Hepatology. 2014 May;59(5):1840-9. doi: 10.1002/hep.26703. Epub 2014 Apr 1.


Mass screening with abdominal ultrasonography (AUS) has been suggested as a tool to control adult hepatocellular carcinoma (HCC) in individuals, but its efficacy in reducing HCC mortality has never been demonstrated. This study aimed to assess the effectiveness of reducing HCC mortality by mass AUS screening for HCC based on a program designed and implemented in the Changhua Community-based Integrated Screening (CHCIS) program with an efficient invitation scheme guided by the risk score.
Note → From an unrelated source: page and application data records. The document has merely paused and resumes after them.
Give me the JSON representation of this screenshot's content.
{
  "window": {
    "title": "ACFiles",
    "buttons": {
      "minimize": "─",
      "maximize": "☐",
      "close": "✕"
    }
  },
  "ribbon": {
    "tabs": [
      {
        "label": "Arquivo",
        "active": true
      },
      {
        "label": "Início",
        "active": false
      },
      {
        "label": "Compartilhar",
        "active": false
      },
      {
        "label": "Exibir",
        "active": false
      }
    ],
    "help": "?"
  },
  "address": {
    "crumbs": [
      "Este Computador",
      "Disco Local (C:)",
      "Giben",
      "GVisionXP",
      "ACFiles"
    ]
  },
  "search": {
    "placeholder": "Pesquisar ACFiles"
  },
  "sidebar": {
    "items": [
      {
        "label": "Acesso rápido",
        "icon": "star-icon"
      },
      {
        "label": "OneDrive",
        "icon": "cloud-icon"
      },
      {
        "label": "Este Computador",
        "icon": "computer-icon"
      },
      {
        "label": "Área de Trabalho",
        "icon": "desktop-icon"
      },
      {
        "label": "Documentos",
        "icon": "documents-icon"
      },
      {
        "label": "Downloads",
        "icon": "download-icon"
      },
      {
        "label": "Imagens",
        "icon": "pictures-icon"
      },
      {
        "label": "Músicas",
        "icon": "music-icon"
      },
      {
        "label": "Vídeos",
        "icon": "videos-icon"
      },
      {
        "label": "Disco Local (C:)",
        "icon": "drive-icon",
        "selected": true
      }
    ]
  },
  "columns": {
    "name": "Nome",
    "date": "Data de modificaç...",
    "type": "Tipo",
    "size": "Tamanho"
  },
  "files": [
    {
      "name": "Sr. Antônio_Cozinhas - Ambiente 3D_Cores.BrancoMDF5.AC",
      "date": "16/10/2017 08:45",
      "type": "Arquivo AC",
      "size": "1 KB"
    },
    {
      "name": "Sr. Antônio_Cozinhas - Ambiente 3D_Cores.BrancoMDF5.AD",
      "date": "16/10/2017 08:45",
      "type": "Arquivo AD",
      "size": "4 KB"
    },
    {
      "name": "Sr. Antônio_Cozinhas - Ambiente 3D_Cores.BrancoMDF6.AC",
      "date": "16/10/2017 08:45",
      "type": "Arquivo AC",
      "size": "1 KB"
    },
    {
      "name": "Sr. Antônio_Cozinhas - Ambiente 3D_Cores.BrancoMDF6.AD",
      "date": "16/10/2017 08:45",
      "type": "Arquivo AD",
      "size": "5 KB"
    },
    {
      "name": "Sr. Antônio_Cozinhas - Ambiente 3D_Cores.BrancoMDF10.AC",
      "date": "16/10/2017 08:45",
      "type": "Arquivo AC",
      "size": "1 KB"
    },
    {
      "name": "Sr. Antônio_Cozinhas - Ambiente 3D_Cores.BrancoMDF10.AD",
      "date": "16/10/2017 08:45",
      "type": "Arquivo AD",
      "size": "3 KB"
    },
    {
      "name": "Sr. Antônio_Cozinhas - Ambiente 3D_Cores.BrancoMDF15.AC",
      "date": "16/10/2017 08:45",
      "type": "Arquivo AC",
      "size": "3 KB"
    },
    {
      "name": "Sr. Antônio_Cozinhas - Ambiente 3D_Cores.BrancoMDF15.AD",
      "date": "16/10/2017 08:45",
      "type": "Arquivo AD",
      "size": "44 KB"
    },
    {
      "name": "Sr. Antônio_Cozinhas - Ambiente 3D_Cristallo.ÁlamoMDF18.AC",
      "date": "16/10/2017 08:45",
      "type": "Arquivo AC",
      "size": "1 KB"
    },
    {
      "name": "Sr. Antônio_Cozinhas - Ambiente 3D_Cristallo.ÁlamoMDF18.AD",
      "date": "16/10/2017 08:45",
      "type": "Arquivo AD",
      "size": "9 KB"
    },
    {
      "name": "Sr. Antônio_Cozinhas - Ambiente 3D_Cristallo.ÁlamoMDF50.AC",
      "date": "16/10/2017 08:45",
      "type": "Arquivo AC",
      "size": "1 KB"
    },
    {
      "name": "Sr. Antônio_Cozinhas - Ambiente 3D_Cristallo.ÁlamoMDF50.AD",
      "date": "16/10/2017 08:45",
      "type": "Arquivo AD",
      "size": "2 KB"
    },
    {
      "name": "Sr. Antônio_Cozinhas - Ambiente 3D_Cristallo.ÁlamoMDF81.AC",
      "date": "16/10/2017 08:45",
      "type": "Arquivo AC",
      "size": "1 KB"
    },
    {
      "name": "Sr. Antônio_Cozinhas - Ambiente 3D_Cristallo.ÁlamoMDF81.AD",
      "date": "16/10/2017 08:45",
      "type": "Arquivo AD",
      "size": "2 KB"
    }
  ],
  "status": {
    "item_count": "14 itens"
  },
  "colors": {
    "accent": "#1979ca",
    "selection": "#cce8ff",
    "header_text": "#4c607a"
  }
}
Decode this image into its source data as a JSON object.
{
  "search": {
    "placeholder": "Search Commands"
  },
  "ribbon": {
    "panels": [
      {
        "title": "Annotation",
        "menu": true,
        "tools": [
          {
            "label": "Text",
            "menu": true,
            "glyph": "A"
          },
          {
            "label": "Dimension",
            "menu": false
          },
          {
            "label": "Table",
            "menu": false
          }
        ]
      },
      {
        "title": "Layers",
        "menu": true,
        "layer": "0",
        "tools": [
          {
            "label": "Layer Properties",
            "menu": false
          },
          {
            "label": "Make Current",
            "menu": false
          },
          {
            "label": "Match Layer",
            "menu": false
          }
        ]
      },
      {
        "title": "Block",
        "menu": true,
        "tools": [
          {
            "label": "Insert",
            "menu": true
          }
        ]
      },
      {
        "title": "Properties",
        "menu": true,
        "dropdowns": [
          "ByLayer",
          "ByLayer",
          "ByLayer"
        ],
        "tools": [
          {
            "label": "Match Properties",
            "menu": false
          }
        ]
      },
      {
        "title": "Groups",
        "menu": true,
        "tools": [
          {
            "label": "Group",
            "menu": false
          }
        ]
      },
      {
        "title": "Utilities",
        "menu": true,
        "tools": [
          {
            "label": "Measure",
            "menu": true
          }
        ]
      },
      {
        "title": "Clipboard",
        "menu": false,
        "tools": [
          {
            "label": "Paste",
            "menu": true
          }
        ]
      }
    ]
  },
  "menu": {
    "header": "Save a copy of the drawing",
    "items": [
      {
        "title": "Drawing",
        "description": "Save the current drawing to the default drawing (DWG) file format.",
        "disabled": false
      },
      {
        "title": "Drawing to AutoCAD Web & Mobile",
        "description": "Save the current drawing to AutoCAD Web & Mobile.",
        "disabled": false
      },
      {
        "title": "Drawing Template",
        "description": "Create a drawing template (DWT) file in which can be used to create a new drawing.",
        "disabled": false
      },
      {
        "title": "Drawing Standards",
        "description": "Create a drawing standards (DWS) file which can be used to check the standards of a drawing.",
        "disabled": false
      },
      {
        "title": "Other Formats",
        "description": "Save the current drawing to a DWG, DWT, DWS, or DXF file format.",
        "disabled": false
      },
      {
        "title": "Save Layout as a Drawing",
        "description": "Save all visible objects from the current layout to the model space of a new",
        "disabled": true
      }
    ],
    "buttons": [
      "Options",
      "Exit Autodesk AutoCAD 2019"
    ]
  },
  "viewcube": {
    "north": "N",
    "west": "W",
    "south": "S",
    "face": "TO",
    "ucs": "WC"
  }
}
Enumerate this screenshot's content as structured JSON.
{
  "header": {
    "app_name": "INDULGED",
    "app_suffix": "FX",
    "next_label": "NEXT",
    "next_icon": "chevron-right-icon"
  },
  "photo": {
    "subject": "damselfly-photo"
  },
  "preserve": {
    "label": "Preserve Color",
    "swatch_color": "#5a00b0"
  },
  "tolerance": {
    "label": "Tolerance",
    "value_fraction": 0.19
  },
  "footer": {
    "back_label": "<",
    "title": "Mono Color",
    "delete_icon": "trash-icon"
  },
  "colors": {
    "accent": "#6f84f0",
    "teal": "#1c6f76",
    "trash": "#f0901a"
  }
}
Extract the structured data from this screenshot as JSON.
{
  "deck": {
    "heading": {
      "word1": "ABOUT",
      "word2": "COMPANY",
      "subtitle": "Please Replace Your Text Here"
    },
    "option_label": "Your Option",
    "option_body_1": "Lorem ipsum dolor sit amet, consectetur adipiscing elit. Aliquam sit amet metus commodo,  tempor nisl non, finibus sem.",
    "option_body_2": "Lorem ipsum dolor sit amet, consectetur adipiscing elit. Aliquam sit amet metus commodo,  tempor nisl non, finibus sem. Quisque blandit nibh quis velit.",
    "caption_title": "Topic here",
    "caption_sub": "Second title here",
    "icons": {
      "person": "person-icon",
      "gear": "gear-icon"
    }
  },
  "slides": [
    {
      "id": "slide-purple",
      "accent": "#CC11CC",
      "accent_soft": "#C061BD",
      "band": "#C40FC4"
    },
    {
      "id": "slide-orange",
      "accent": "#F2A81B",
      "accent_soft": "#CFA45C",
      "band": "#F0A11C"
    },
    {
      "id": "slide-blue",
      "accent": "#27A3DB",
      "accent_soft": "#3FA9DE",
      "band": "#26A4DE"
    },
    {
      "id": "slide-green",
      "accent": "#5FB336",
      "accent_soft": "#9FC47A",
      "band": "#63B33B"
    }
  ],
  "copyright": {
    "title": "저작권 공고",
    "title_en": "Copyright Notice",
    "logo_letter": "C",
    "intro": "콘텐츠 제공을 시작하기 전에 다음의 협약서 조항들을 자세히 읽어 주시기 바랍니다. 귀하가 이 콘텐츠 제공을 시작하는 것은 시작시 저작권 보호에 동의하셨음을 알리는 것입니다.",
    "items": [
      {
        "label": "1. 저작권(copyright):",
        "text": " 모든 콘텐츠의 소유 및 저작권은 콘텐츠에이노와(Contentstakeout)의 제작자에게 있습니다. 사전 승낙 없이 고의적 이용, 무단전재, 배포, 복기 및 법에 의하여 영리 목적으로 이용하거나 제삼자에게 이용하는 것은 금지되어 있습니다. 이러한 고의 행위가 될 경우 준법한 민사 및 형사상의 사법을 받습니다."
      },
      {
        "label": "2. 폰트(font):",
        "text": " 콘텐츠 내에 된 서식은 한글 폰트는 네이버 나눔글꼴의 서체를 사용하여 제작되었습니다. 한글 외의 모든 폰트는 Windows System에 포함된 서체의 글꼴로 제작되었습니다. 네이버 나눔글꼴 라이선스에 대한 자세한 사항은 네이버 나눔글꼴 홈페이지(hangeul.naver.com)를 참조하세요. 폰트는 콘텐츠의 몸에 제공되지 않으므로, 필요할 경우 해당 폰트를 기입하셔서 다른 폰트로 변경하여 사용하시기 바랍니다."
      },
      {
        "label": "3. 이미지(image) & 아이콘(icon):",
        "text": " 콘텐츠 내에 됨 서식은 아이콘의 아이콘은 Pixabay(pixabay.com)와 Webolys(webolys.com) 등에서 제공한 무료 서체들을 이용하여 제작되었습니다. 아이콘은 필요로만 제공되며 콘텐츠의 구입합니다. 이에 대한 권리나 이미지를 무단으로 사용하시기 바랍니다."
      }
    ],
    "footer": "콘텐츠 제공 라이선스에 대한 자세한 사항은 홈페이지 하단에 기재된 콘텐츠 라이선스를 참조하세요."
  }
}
We invited 11,114 (27.0%) of 41,219 eligible Taiwanese subjects between 45 and 69 years of age who resided in an HCC high-incidence area to attend a risk score-guided mass AUS screening between 2008 and 2010. The efficacy of reducing HCC mortality was estimated. Of the 8,962 AUS screening attendees (with an 80.6% attendance rate), a total of 16 confirmed HCC cases were identified through community-based ultrasonography screening. Among the 16 screen-detected HCC cases, only two died from HCC, indicating a favorable survival. The cumulative mortality due to HCC (per 100,000) was considerably lower in the invited AUS group (17.26) compared with the uninvited AUS group (42.87) and the historical control group (47.51), yielding age- and gender-adjusted relative mortality rates of 0.69 (95% confidence interval [CI]: 0.56-0.84) and 0.63 (95% CI: 0.52-0.77), respectively.

Conclusion: The residents invited to community-based AUS screening for HCC, compared with those who were not invited, showed a reduction in HCC mortality by ∼ 31% among subjects aged 45-69 years who had not been included in the nationwide vaccination program against hepatitis B virus infection.

MeSH terms

  • Aged
  • Carcinoma, Hepatocellular / diagnostic imaging*
  • Carcinoma, Hepatocellular / mortality
  • Female
  • Humans
  • Liver Neoplasms / diagnostic imaging*
  • Liver Neoplasms / mortality
  • Male
  • Mass Screening / methods*
  • Middle Aged
  • Risk
  • Taiwan / epidemiology
  • Ultrasonography